UNITED24 - Make a charitable donation in support of Ukraine!


De Lattre Line

The prevalence and importance of field fortifications in the conflicts fought in Southeast Asia cannot be overstated. The French, in the Indochina War (1945-1954), constructed two extensive linear fortified positions in an attempt to check the Viet Minh. The effects of these fortifications were vitiated because the Viet Minh infiltrated the areas they covered.

One position was along the Chinese border, in the region Lang Son-Cao-Bang. The trace of this line, which was probably begun in the 19th Century and had been improved continually since, was that which confronted the Chinese during their 1979 offensive actions against North Vietnamese. The line along the Chinese border fell very quickly to Viet Mtinh forces when attacked from front and rear in October 1950; the French, in this debacle, lost 6,000 men, 13 gtms, and enough materiel to equip a division.

These devastating battles forced France to deploy one of its most able generals -- General Jean de Lattre de Tassigny -- to theater. He managed to rally the French with American aid, which was now freely provided given the Communistsuccess in China and the outbreak of the Korean War, and new operational concepts.

The second line, called the "De Lattre Line," enclosed the Hanoi-Red River delta area. General de Lattreregrouped his forces around the Tonkin Delta in a series of fortifications inevitablyknown as the "de Latrre Line," organized mobile forces into mobile groups of motorized combined arms formation of regimental size, and employed artillery and air support todefeat exposed Viet Minh.

General de Lattre formed his defensive line around the Tonkin Delta, and his mobile forces principally engaged in counter-attacks and reinforcements as the Viet Minh attempted to break into the delta in division-sized attacks. The distribution of artillery was such that by the time of General de Lattre'sreforms, the French had 228 positional pieces and 240 field pieces in Indochina. Exceptfor a single battery of 155-millimeter guns in Tonkin, these were mostly 105-millimeterhowitzers and a few 155-millimeter howitzers. The positional artillery was spread, usually in two-weapon platoons, along the de Lattre Line and at similar posts in the other commands. Typically, they were spread so they would be mutually supporting, so by the end of the war 323 pieces could have occupied 160 positions covering a 3,200-kilometer front. After the defeat of the Viet Minh's assaults on the de Lattre Line in 1951, the French artillery became less effective. Spread out over vast distances, it could not mass sufficiently. Late in 1951, as de Lattre leaft the theater due to an illness which would soon claim his life.

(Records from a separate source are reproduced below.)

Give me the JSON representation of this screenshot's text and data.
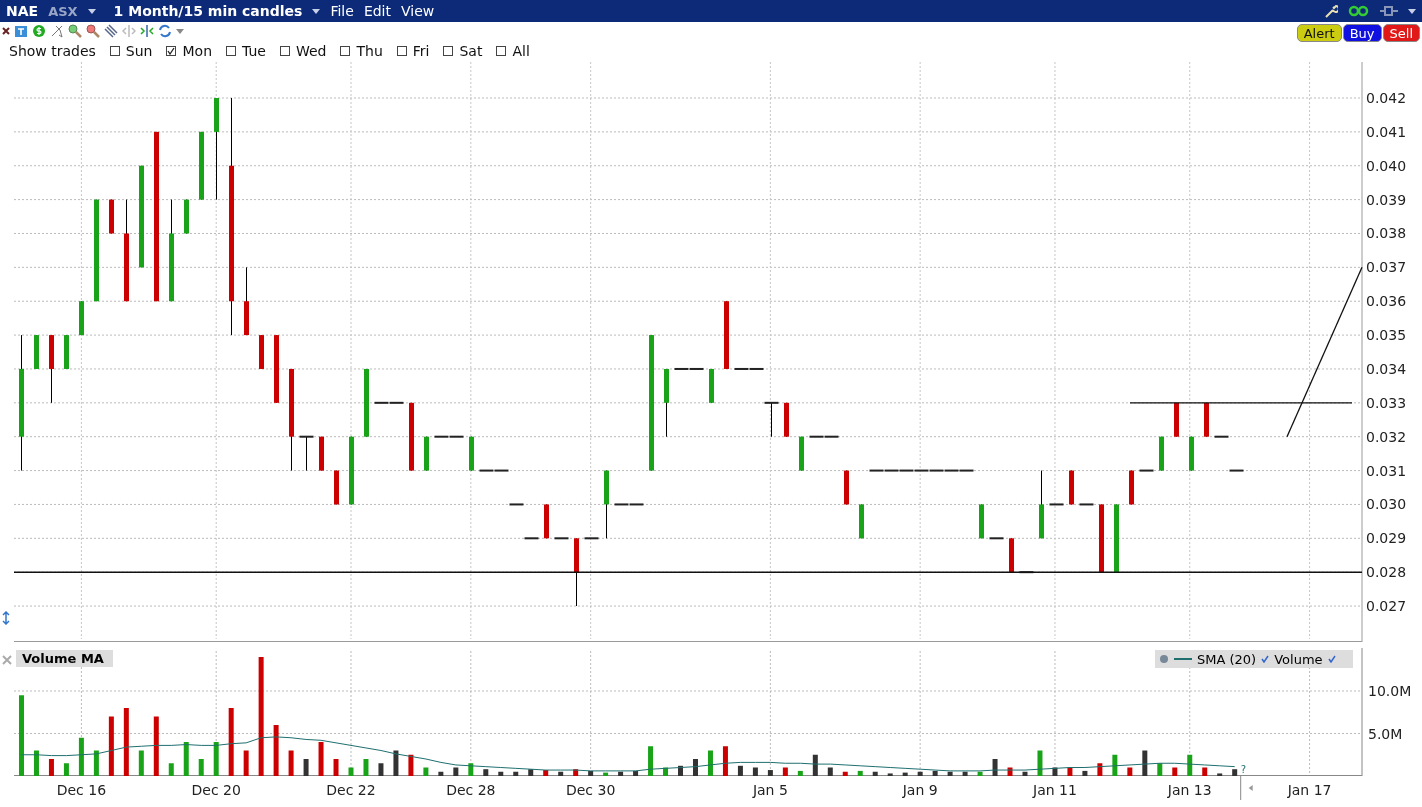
{
  "title_bar": {
    "symbol": "NAE",
    "exchange": "ASX",
    "period": "1 Month/15 min candles",
    "menus": [
      "File",
      "Edit",
      "View"
    ]
  },
  "order_buttons": [
    {
      "label": "Alert",
      "kind": "alert"
    },
    {
      "label": "Buy",
      "kind": "buy"
    },
    {
      "label": "Sell",
      "kind": "sell"
    }
  ],
  "show_trades": {
    "label": "Show trades",
    "days": [
      {
        "label": "Sun",
        "checked": false
      },
      {
        "label": "Mon",
        "checked": true
      },
      {
        "label": "Tue",
        "checked": false
      },
      {
        "label": "Wed",
        "checked": false
      },
      {
        "label": "Thu",
        "checked": false
      },
      {
        "label": "Fri",
        "checked": false
      },
      {
        "label": "Sat",
        "checked": false
      },
      {
        "label": "All",
        "checked": false
      }
    ]
  },
  "price_chart": {
    "axis_labels": [
      "0.042",
      "0.041",
      "0.040",
      "0.039",
      "0.038",
      "0.037",
      "0.036",
      "0.035",
      "0.034",
      "0.033",
      "0.032",
      "0.031",
      "0.030",
      "0.029",
      "0.028",
      "0.027"
    ]
  },
  "volume_chart": {
    "title": "Volume MA",
    "marker_label": "?",
    "chart_data": {
      "type": "bar",
      "grid": true,
      "ylim": [
        0,
        15.06
      ],
      "categories": [
        null,
        null,
        null,
        null,
        "Dec 16",
        null,
        null,
        null,
        null,
        null,
        null,
        null,
        null,
        "Dec 20",
        null,
        null,
        null,
        null,
        null,
        null,
        null,
        null,
        "Dec 22",
        null,
        null,
        null,
        null,
        null,
        null,
        null,
        "Dec 28",
        null,
        null,
        null,
        null,
        null,
        null,
        null,
        "Dec 30",
        null,
        null,
        null,
        null,
        null,
        null,
        null,
        null,
        null,
        null,
        null,
        "Jan 5",
        null,
        null,
        null,
        null,
        null,
        null,
        null,
        null,
        null,
        "Jan 9",
        null,
        null,
        null,
        null,
        null,
        null,
        null,
        null,
        "Jan 11",
        null,
        null,
        null,
        null,
        null,
        null,
        null,
        null,
        "Jan 13",
        null,
        null,
        null,
        null,
        null,
        null,
        null,
        "Jan 17",
        null,
        null,
        null
      ],
      "yticks": [
        {
          "value": 10,
          "label": "10.0M"
        },
        {
          "value": 5,
          "label": "5.0M"
        }
      ],
      "series": [
        {
          "name": "SMA (20)",
          "type": "line",
          "color": "#1f6f6f",
          "values": [
            2.5,
            2.5,
            2.4,
            2.4,
            2.5,
            2.6,
            3,
            3.4,
            3.5,
            3.6,
            3.6,
            3.7,
            3.6,
            3.6,
            3.8,
            3.9,
            4.5,
            4.6,
            4.5,
            4.3,
            4.2,
            3.9,
            3.6,
            3.3,
            3,
            2.6,
            2.3,
            2,
            1.6,
            1.3,
            1.2,
            1.1,
            1,
            0.9,
            0.8,
            0.7,
            0.7,
            0.7,
            0.6,
            0.6,
            0.6,
            0.6,
            0.8,
            0.9,
            1,
            1.1,
            1.3,
            1.5,
            1.6,
            1.6,
            1.6,
            1.5,
            1.5,
            1.4,
            1.4,
            1.3,
            1.2,
            1.1,
            1,
            0.9,
            0.8,
            0.7,
            0.6,
            0.6,
            0.6,
            0.7,
            0.7,
            0.7,
            0.8,
            0.9,
            1,
            1,
            1.1,
            1.2,
            1.3,
            1.4,
            1.5,
            1.5,
            1.4,
            1.3,
            1.2,
            1.1,
            null,
            null,
            null,
            null,
            null,
            null,
            null,
            null
          ]
        },
        {
          "name": "Volume",
          "type": "bar",
          "colors": [
            "#19a319",
            "#19a319",
            "#cc0000",
            "#19a319",
            "#19a319",
            "#19a319",
            "#cc0000",
            "#cc0000",
            "#19a319",
            "#cc0000",
            "#19a319",
            "#19a319",
            "#19a319",
            "#19a319",
            "#cc0000",
            "#cc0000",
            "#cc0000",
            "#cc0000",
            "#cc0000",
            "#333333",
            "#cc0000",
            "#cc0000",
            "#19a319",
            "#19a319",
            "#333333",
            "#333333",
            "#cc0000",
            "#19a319",
            "#333333",
            "#333333",
            "#19a319",
            "#333333",
            "#333333",
            "#333333",
            "#333333",
            "#cc0000",
            "#333333",
            "#cc0000",
            "#333333",
            "#19a319",
            "#333333",
            "#333333",
            "#19a319",
            "#19a319",
            "#333333",
            "#333333",
            "#19a319",
            "#cc0000",
            "#333333",
            "#333333",
            "#333333",
            "#cc0000",
            "#19a319",
            "#333333",
            "#333333",
            "#cc0000",
            "#19a319",
            "#333333",
            "#333333",
            "#333333",
            "#333333",
            "#333333",
            "#333333",
            "#333333",
            "#19a319",
            "#333333",
            "#cc0000",
            "#333333",
            "#19a319",
            "#333333",
            "#cc0000",
            "#333333",
            "#cc0000",
            "#19a319",
            "#cc0000",
            "#333333",
            "#19a319",
            "#cc0000",
            "#19a319",
            "#cc0000",
            "#333333",
            "#333333",
            null,
            null,
            null,
            null,
            null,
            null,
            null,
            null
          ],
          "values": [
            9.5,
            3,
            2,
            1.5,
            4.5,
            3,
            7,
            8,
            3,
            7,
            1.5,
            4,
            2,
            4,
            8,
            3,
            14,
            6,
            3,
            2,
            4,
            2,
            1,
            2,
            1.5,
            3,
            2.5,
            1,
            0.5,
            1,
            1.5,
            0.8,
            0.5,
            0.5,
            0.8,
            0.7,
            0.5,
            0.8,
            0.6,
            0.4,
            0.5,
            0.6,
            3.5,
            1,
            1.2,
            2,
            3,
            3.5,
            1.2,
            1,
            0.7,
            1,
            0.6,
            2.5,
            1,
            0.5,
            0.6,
            0.5,
            0.3,
            0.4,
            0.5,
            0.6,
            0.5,
            0.5,
            0.5,
            2,
            1,
            0.5,
            3,
            1,
            1,
            0.6,
            1.5,
            2.5,
            1,
            3,
            1.5,
            1,
            2.5,
            1,
            0.3,
            0.8,
            null,
            null,
            null,
            null,
            null,
            null,
            null,
            null
          ]
        }
      ]
    }
  }
}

The French would in both the 1951-1952 and the 1952-1953 campaign seasons launch offensives with multiple mobile groups, supported by parachute battalions, armored units, and riverine units, into suspected Viet Minh base areas beyond the de Lattre line. The typical pattern would be a rapid French attaining of their objectives, only to find that the Viet Minh had withdrawn beyond range of the French.

During the year 1953 France became increasingly weary of the Indochina War, America demanded better results for its investment, and the Viet Minh continued toexpand both its regular and irregular forces. The new French leadership coordinated an outline plan, termed the Navarre Plan after the new French commander in Indochina, for improving the military situation such that a successful negotiated settlement could be reached after the 1955-1956 campaign season.

The fortress at Dienbienphu was constructed by the French near the Laotian border as part of an elaborate plan to decoy Viet Minh forces into a set-piece battle in which they could be destroyed by artillery and airpower. In the event, the French miscalculated and were themselves "pocketed." After one of history's most famous sieges (20 November 1953-7 May 1954), the French forces at Dienbienphu capitulated, and French control over Indochina was virtually ended. The fall of the airhead at DienBien Phu -- which was defeated after a lengthy siege due to French inability to supply or support it against the unforeseen Viet Minh ability to mass against it -- destroyed French resolve and left still-born the intended offensives.

Join the GlobalSecurity.org mailing list

Page last modified: 11-07-2011 02:57:46 ZULU